PROVIDED DATA START

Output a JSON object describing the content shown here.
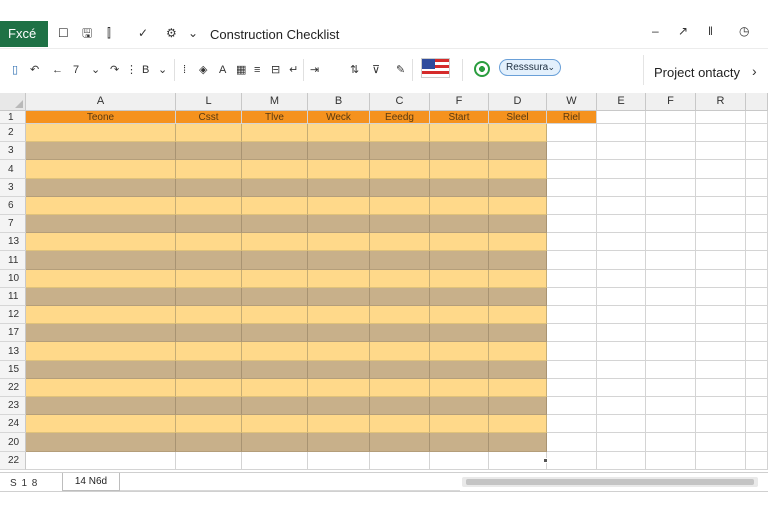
{
  "app": {
    "badge": "Fxcé",
    "title": "Construction Checklist"
  },
  "titlebar_icons": [
    {
      "name": "square-icon",
      "glyph": "☐"
    },
    {
      "name": "save-icon",
      "glyph": "🖫"
    },
    {
      "name": "format-icon",
      "glyph": "⫿"
    },
    {
      "name": "check-icon",
      "glyph": "✓"
    },
    {
      "name": "settings-icon",
      "glyph": "⚙"
    },
    {
      "name": "chevron-down-icon",
      "glyph": "⌄"
    }
  ],
  "window_controls": [
    {
      "name": "minimize-icon",
      "glyph": "–"
    },
    {
      "name": "arrow-icon",
      "glyph": "↗"
    },
    {
      "name": "pause-icon",
      "glyph": "‖"
    },
    {
      "name": "clock-icon",
      "glyph": "◷"
    }
  ],
  "ribbon": {
    "icons": [
      {
        "name": "paste-icon",
        "glyph": "▯"
      },
      {
        "name": "undo-icon",
        "glyph": "↶"
      },
      {
        "name": "back-arrow-icon",
        "glyph": "←"
      },
      {
        "name": "italic-icon",
        "glyph": "7"
      },
      {
        "name": "chevron-down-icon",
        "glyph": "⌄"
      },
      {
        "name": "redo-icon",
        "glyph": "↷"
      },
      {
        "name": "brush-icon",
        "glyph": "⋮"
      },
      {
        "name": "bold-icon",
        "glyph": "B"
      },
      {
        "name": "chevron-down-icon",
        "glyph": "⌄"
      },
      {
        "name": "align-left-icon",
        "glyph": "⁞"
      },
      {
        "name": "fill-icon",
        "glyph": "◈"
      },
      {
        "name": "font-color-icon",
        "glyph": "A"
      },
      {
        "name": "border-icon",
        "glyph": "▦"
      },
      {
        "name": "align-icon",
        "glyph": "≡"
      },
      {
        "name": "merge-icon",
        "glyph": "⊟"
      },
      {
        "name": "wrap-icon",
        "glyph": "↵"
      },
      {
        "name": "indent-icon",
        "glyph": "⇥"
      },
      {
        "name": "sort-icon",
        "glyph": "⇅"
      },
      {
        "name": "filter-icon",
        "glyph": "⊽"
      },
      {
        "name": "pen-icon",
        "glyph": "✎"
      }
    ],
    "resource_pill": "Resssura",
    "project_label": "Project ontacty",
    "project_chevron": "›"
  },
  "grid": {
    "corner": "",
    "columns": [
      "A",
      "L",
      "M",
      "B",
      "C",
      "F",
      "D",
      "W",
      "E",
      "F",
      "R",
      ""
    ],
    "header_row_label": "1",
    "headers": [
      "Teone",
      "Csst",
      "Tlve",
      "Weck",
      "Eeedg",
      "Start",
      "Sleel",
      "Riel"
    ],
    "row_labels": [
      "2",
      "3",
      "4",
      "3",
      "6",
      "7",
      "13",
      "11",
      "10",
      "11",
      "12",
      "17",
      "13",
      "15",
      "22",
      "23",
      "24",
      "20",
      "22"
    ]
  },
  "bottom": {
    "status": "S 1 8",
    "sheet_tab": "14 N6d"
  },
  "colors": {
    "app_green": "#1e7145",
    "header_orange": "#f5921e",
    "row_light": "#ffd98a",
    "row_dark": "#c8b08a"
  }
}
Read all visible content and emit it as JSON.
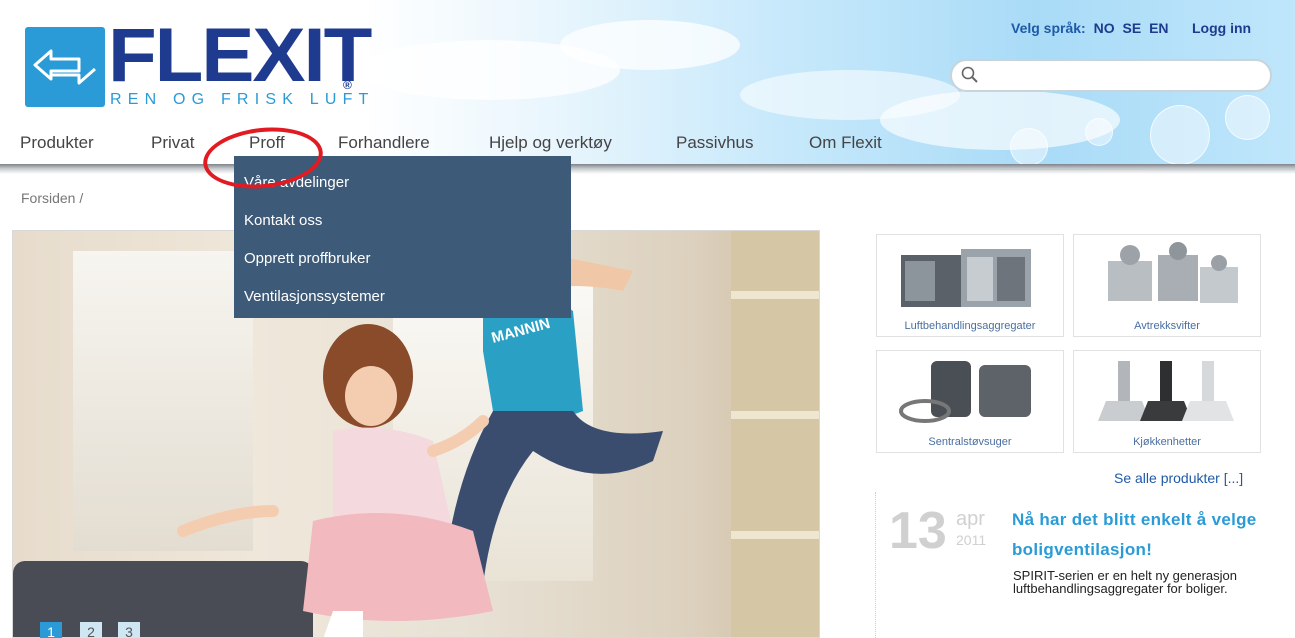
{
  "header": {
    "logo_text": "FLEXIT",
    "logo_reg": "®",
    "logo_tagline": "REN OG FRISK LUFT",
    "language_label": "Velg språk:",
    "languages": [
      "NO",
      "SE",
      "EN"
    ],
    "login_label": "Logg inn",
    "search": {
      "value": "",
      "placeholder": ""
    }
  },
  "nav": {
    "items": [
      {
        "label": "Produkter"
      },
      {
        "label": "Privat"
      },
      {
        "label": "Proff"
      },
      {
        "label": "Forhandlere"
      },
      {
        "label": "Hjelp og verktøy"
      },
      {
        "label": "Passivhus"
      },
      {
        "label": "Om Flexit"
      }
    ],
    "dropdown": {
      "items": [
        {
          "label": "Våre avdelinger"
        },
        {
          "label": "Kontakt oss"
        },
        {
          "label": "Opprett proffbruker"
        },
        {
          "label": "Ventilasjonssystemer"
        }
      ]
    }
  },
  "breadcrumb": {
    "text": "Forsiden /"
  },
  "hero": {
    "shirt_text": "MANNIN",
    "pages": [
      "1",
      "2",
      "3"
    ],
    "active_page": "1"
  },
  "products": {
    "tiles": [
      {
        "label": "Luftbehandlingsaggregater",
        "icon": "air-handling-unit-image"
      },
      {
        "label": "Avtrekksvifter",
        "icon": "exhaust-fan-image"
      },
      {
        "label": "Sentralstøvsuger",
        "icon": "central-vacuum-image"
      },
      {
        "label": "Kjøkkenhetter",
        "icon": "kitchen-hood-image"
      }
    ],
    "see_all": "Se alle produkter [...]"
  },
  "news": {
    "day": "13",
    "month": "apr",
    "year": "2011",
    "title": "Nå har det blitt enkelt å velge boligventilasjon!",
    "body": "SPIRIT-serien er en helt ny generasjon luftbehandlingsaggregater for boliger."
  },
  "colors": {
    "brand_blue": "#2a9bd6",
    "logo_navy": "#1e3b8f",
    "dropdown_bg": "#3d5a78",
    "highlight_red": "#e21b23"
  }
}
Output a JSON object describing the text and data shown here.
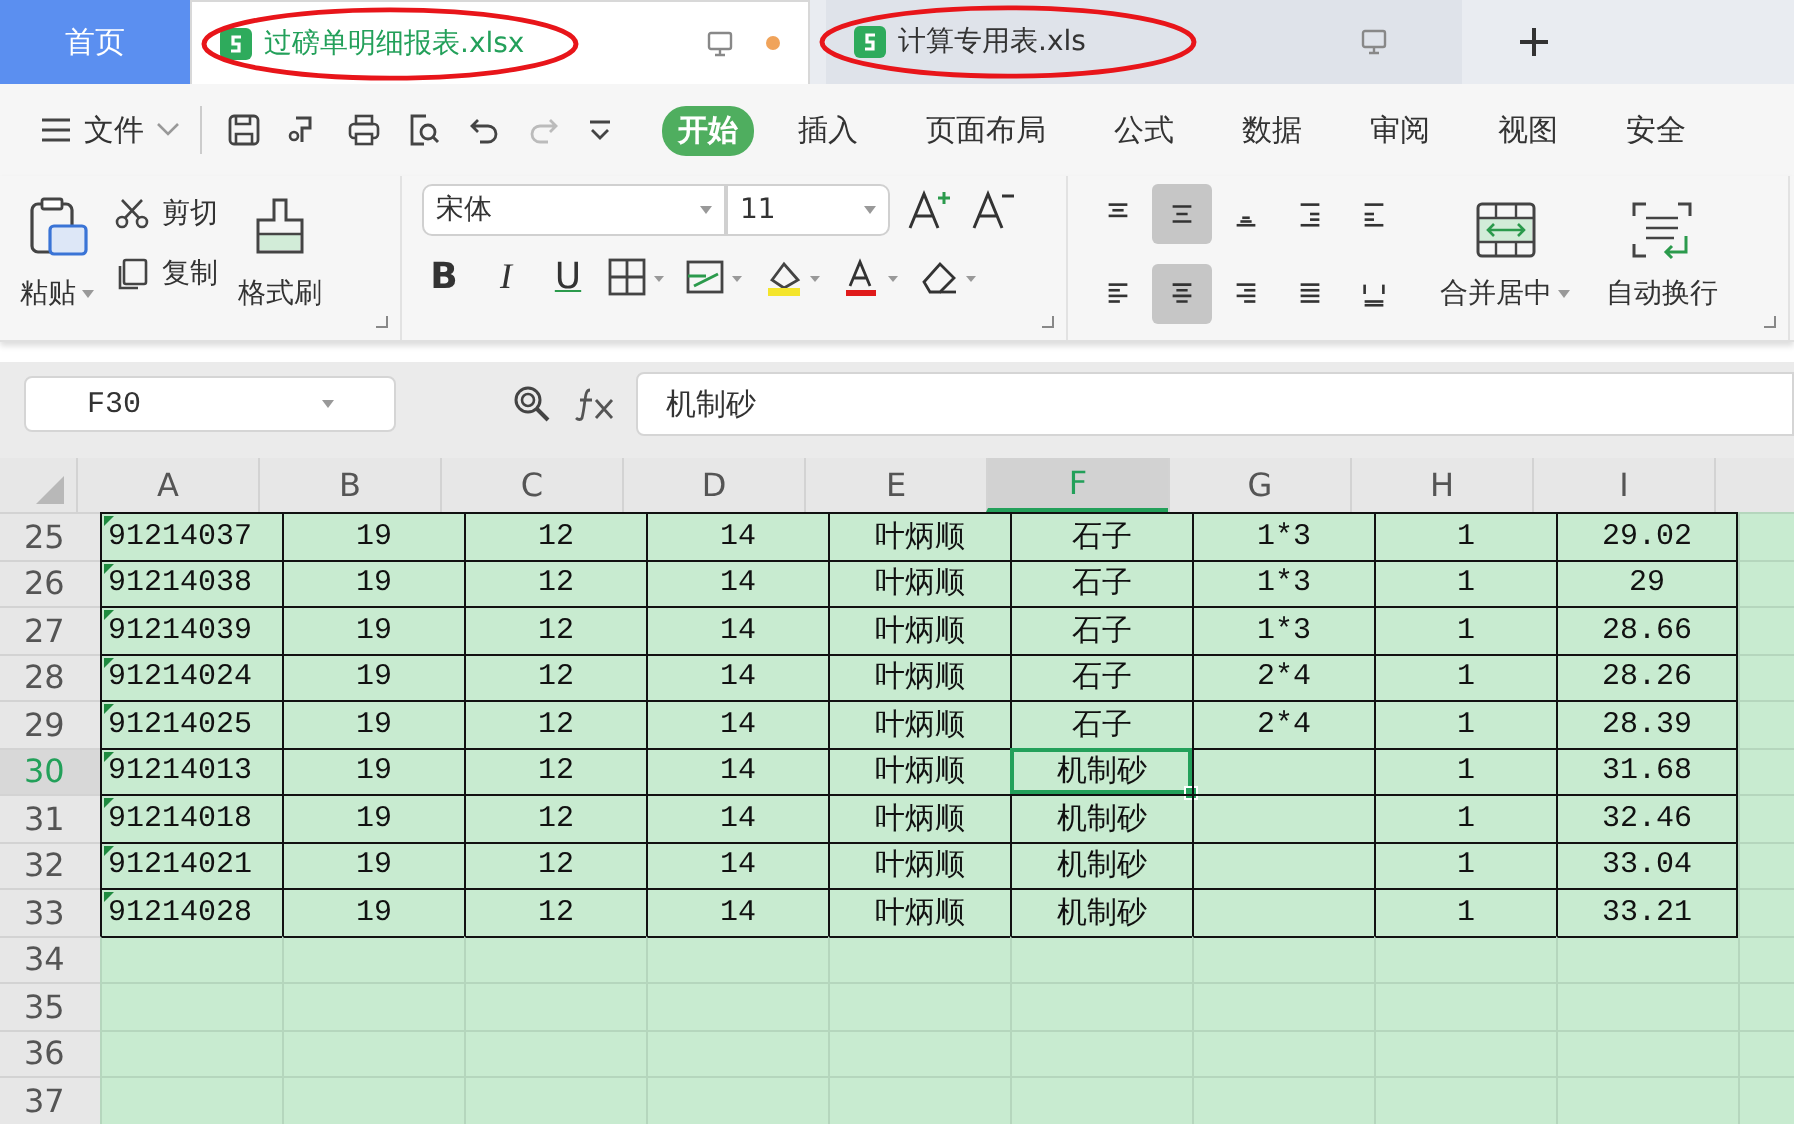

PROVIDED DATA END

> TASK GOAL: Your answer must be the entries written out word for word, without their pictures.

> EXERCISE SOLUTION:
Output a JSON object describing the content shown here.
{
  "app": {
    "badge": "Fxcé",
    "title": "Construction Checklist"
  },
  "titlebar_icons": [
    {
      "name": "square-icon",
      "glyph": "☐"
    },
    {
      "name": "save-icon",
      "glyph": "🖫"
    },
    {
      "name": "format-icon",
      "glyph": "⫿"
    },
    {
      "name": "check-icon",
      "glyph": "✓"
    },
    {
      "name": "settings-icon",
      "glyph": "⚙"
    },
    {
      "name": "chevron-down-icon",
      "glyph": "⌄"
    }
  ],
  "window_controls": [
    {
      "name": "minimize-icon",
      "glyph": "–"
    },
    {
      "name": "arrow-icon",
      "glyph": "↗"
    },
    {
      "name": "pause-icon",
      "glyph": "‖"
    },
    {
      "name": "clock-icon",
      "glyph": "◷"
    }
  ],
  "ribbon": {
    "icons": [
      {
        "name": "paste-icon",
        "glyph": "▯"
      },
      {
        "name": "undo-icon",
        "glyph": "↶"
      },
      {
        "name": "back-arrow-icon",
        "glyph": "←"
      },
      {
        "name": "italic-icon",
        "glyph": "7"
      },
      {
        "name": "chevron-down-icon",
        "glyph": "⌄"
      },
      {
        "name": "redo-icon",
        "glyph": "↷"
      },
      {
        "name": "brush-icon",
        "glyph": "⋮"
      },
      {
        "name": "bold-icon",
        "glyph": "B"
      },
      {
        "name": "chevron-down-icon",
        "glyph": "⌄"
      },
      {
        "name": "align-left-icon",
        "glyph": "⁞"
      },
      {
        "name": "fill-icon",
        "glyph": "◈"
      },
      {
        "name": "font-color-icon",
        "glyph": "A"
      },
      {
        "name": "border-icon",
        "glyph": "▦"
      },
      {
        "name": "align-icon",
        "glyph": "≡"
      },
      {
        "name": "merge-icon",
        "glyph": "⊟"
      },
      {
        "name": "wrap-icon",
        "glyph": "↵"
      },
      {
        "name": "indent-icon",
        "glyph": "⇥"
      },
      {
        "name": "sort-icon",
        "glyph": "⇅"
      },
      {
        "name": "filter-icon",
        "glyph": "⊽"
      },
      {
        "name": "pen-icon",
        "glyph": "✎"
      }
    ],
    "resource_pill": "Resssura",
    "project_label": "Project ontacty",
    "project_chevron": "›"
  },
  "grid": {
    "corner": "",
    "columns": [
      "A",
      "L",
      "M",
      "B",
      "C",
      "F",
      "D",
      "W",
      "E",
      "F",
      "R",
      ""
    ],
    "header_row_label": "1",
    "headers": [
      "Teone",
      "Csst",
      "Tlve",
      "Weck",
      "Eeedg",
      "Start",
      "Sleel",
      "Riel"
    ],
    "row_labels": [
      "2",
      "3",
      "4",
      "3",
      "6",
      "7",
      "13",
      "11",
      "10",
      "11",
      "12",
      "17",
      "13",
      "15",
      "22",
      "23",
      "24",
      "20",
      "22"
    ]
  },
  "bottom": {
    "status": "S 1 8",
    "sheet_tab": "14 N6d"
  },
  "colors": {
    "app_green": "#1e7145",
    "header_orange": "#f5921e",
    "row_light": "#ffd98a",
    "row_dark": "#c8b08a"
  }
}
Read all visible content and emit it as JSON.
{
  "header": {
    "logo_text": "FLEXIT",
    "logo_reg": "®",
    "logo_tagline": "REN OG FRISK LUFT",
    "language_label": "Velg språk:",
    "languages": [
      "NO",
      "SE",
      "EN"
    ],
    "login_label": "Logg inn",
    "search": {
      "value": "",
      "placeholder": ""
    }
  },
  "nav": {
    "items": [
      {
        "label": "Produkter"
      },
      {
        "label": "Privat"
      },
      {
        "label": "Proff"
      },
      {
        "label": "Forhandlere"
      },
      {
        "label": "Hjelp og verktøy"
      },
      {
        "label": "Passivhus"
      },
      {
        "label": "Om Flexit"
      }
    ],
    "dropdown": {
      "items": [
        {
          "label": "Våre avdelinger"
        },
        {
          "label": "Kontakt oss"
        },
        {
          "label": "Opprett proffbruker"
        },
        {
          "label": "Ventilasjonssystemer"
        }
      ]
    }
  },
  "breadcrumb": {
    "text": "Forsiden /"
  },
  "hero": {
    "shirt_text": "MANNIN",
    "pages": [
      "1",
      "2",
      "3"
    ],
    "active_page": "1"
  },
  "products": {
    "tiles": [
      {
        "label": "Luftbehandlingsaggregater",
        "icon": "air-handling-unit-image"
      },
      {
        "label": "Avtrekksvifter",
        "icon": "exhaust-fan-image"
      },
      {
        "label": "Sentralstøvsuger",
        "icon": "central-vacuum-image"
      },
      {
        "label": "Kjøkkenhetter",
        "icon": "kitchen-hood-image"
      }
    ],
    "see_all": "Se alle produkter [...]"
  },
  "news": {
    "day": "13",
    "month": "apr",
    "year": "2011",
    "title": "Nå har det blitt enkelt å velge boligventilasjon!",
    "body": "SPIRIT-serien er en helt ny generasjon luftbehandlingsaggregater for boliger."
  },
  "colors": {
    "brand_blue": "#2a9bd6",
    "logo_navy": "#1e3b8f",
    "dropdown_bg": "#3d5a78",
    "highlight_red": "#e21b23"
  }
}
Output a JSON object describing the text and data shown here.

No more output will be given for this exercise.